In Congress yesterday, Representative John Tierney, Chair of the House National Security and Foreign Affairs Subcommittee, convened the first in a series of hearings to examine a US missile defense program that is out of control, straining relations with allies, and renewing an arms race with Russia.
This is the first comprehensive review of the program since 1993 – the year before Republicans took control of Congress – and it’s long overdue. The focus yesterday was on the extent of the missile threat – as compared to other security vulnerabilities – and whether spending more than $10 billion annually on ballistic missile defense (BMD) is justifiable from that perspective.
In his opening statement, Rep. Tierney pointed out that we have spent over $120 billion on missile defense in the past 25 years; that the annual budget is expected to double by 2013 to $19 billion; and that the current $10 billion per year is equal to one-third of the Homeland Security budget, roughly equal to the State Department budget, greater than the FEMA budget, 20 times greater than public diplomacy expenditures, and 30 times greater than Peace Corps.
Dr. Stephen Flynn, Senior Fellow for National Security Studies at the Council on Foreign Relations and a retired Coast Guard Commander, testified that the “non-missile risk” – smuggling a weapon of mass destruction into the US by ship, train, truck, or private jet – is “far greater than the ballistic missile threat….” He noted that smuggling is the only realistic option for a terrorist group like al Qaeda; it offers anonymity to any attacking nation and therefore protection from retaliation; seaports, borders, and overseas flights “provide a rich menu of non-missile options”; and it has greater potential to “generate cascading economic consequences by disrupting global supply chains.”

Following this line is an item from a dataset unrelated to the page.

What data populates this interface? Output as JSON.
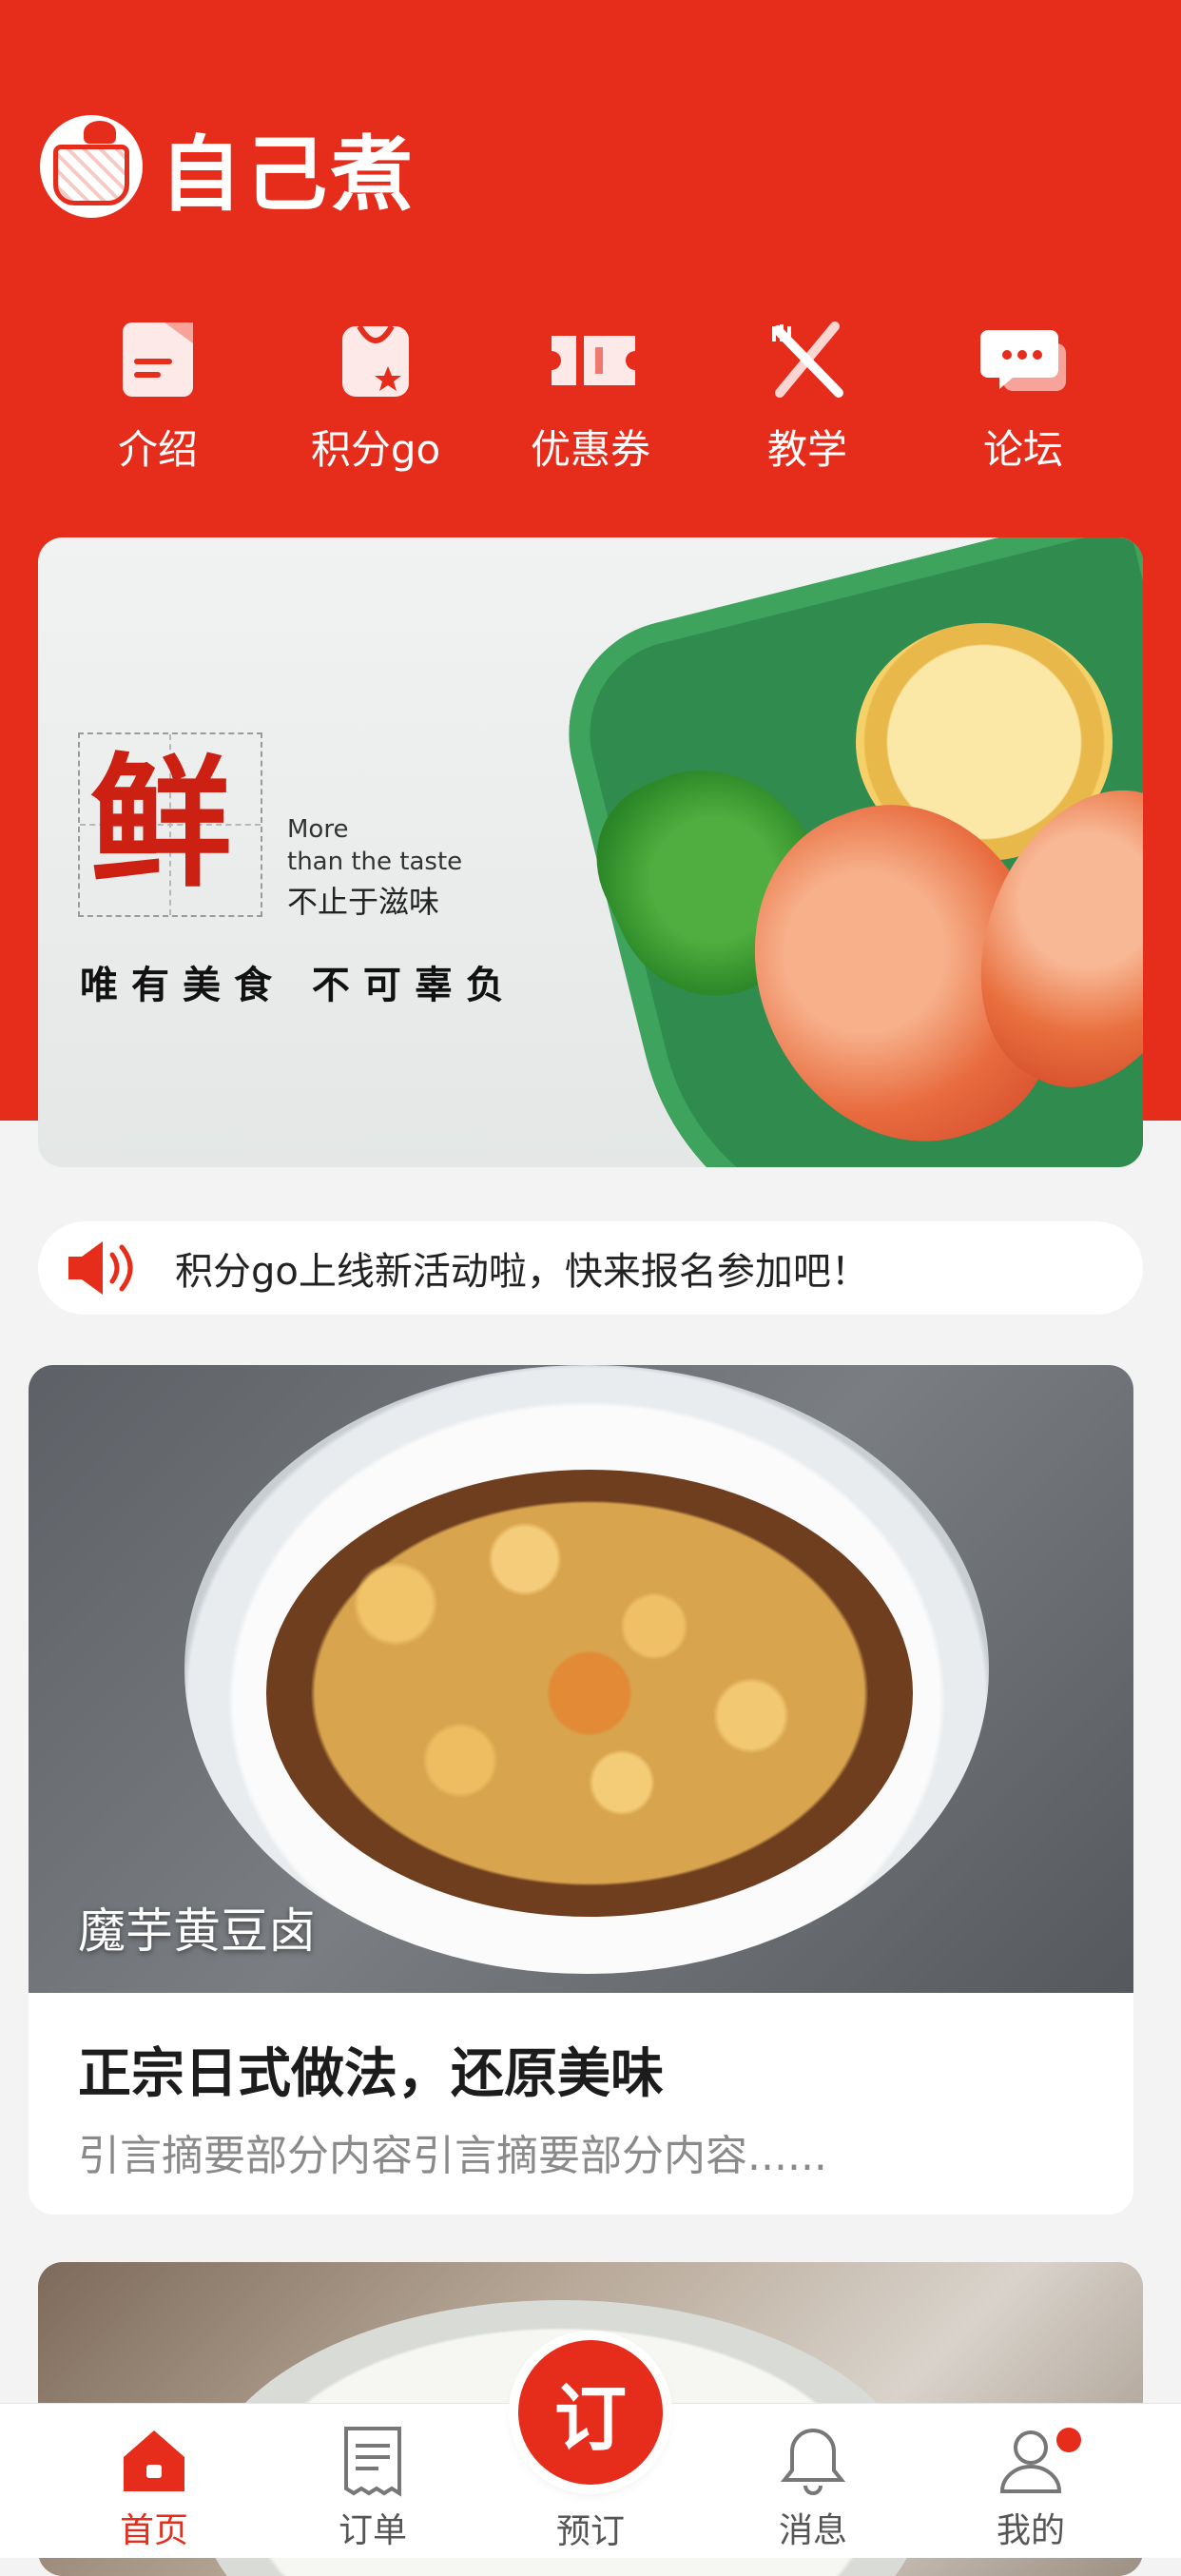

Despite these risks, Flynn said, “The combined budgets for funding all the domestic and international port of entry interdiction efforts… is equal to roughly one-half of the annual budget for developing missile defense. Nowhere in the US government has there been or is there now an evaluation of whether that represents an appropriate balance….The amount of resources we dedicate to the [more serious threat of cargo delivery] is miniscule compared to the kinds of resources we invest in dealing with the ballistic missile threat. That’s the kind of disconnect we’re operating in.”
Joseph Cirincione, president of the Ploughshares Fund and author of Bomb Scare: The History and Future of Nuclear Weapons, provided the Committee with an even more pointed assessment. He recalled his past work for the House Armed Services Committee and the National Security Subcommittee during the Cold War. “At that time, we were not worried about a prototype Iranian missile that might or might not be deployed. We were worried about 5,000 Soviet warheads… destroying not just our country but most likely this planet. I have known ballistic missile threats, I have researched ballistic missile threats. Mr. Chairman, this is not a serious ballistic missile threat that we face today…. [It] is limited and changing relatively slowly. There is every reason to believe that it can be addressed through measured military preparedness and aggressive diplomacy.”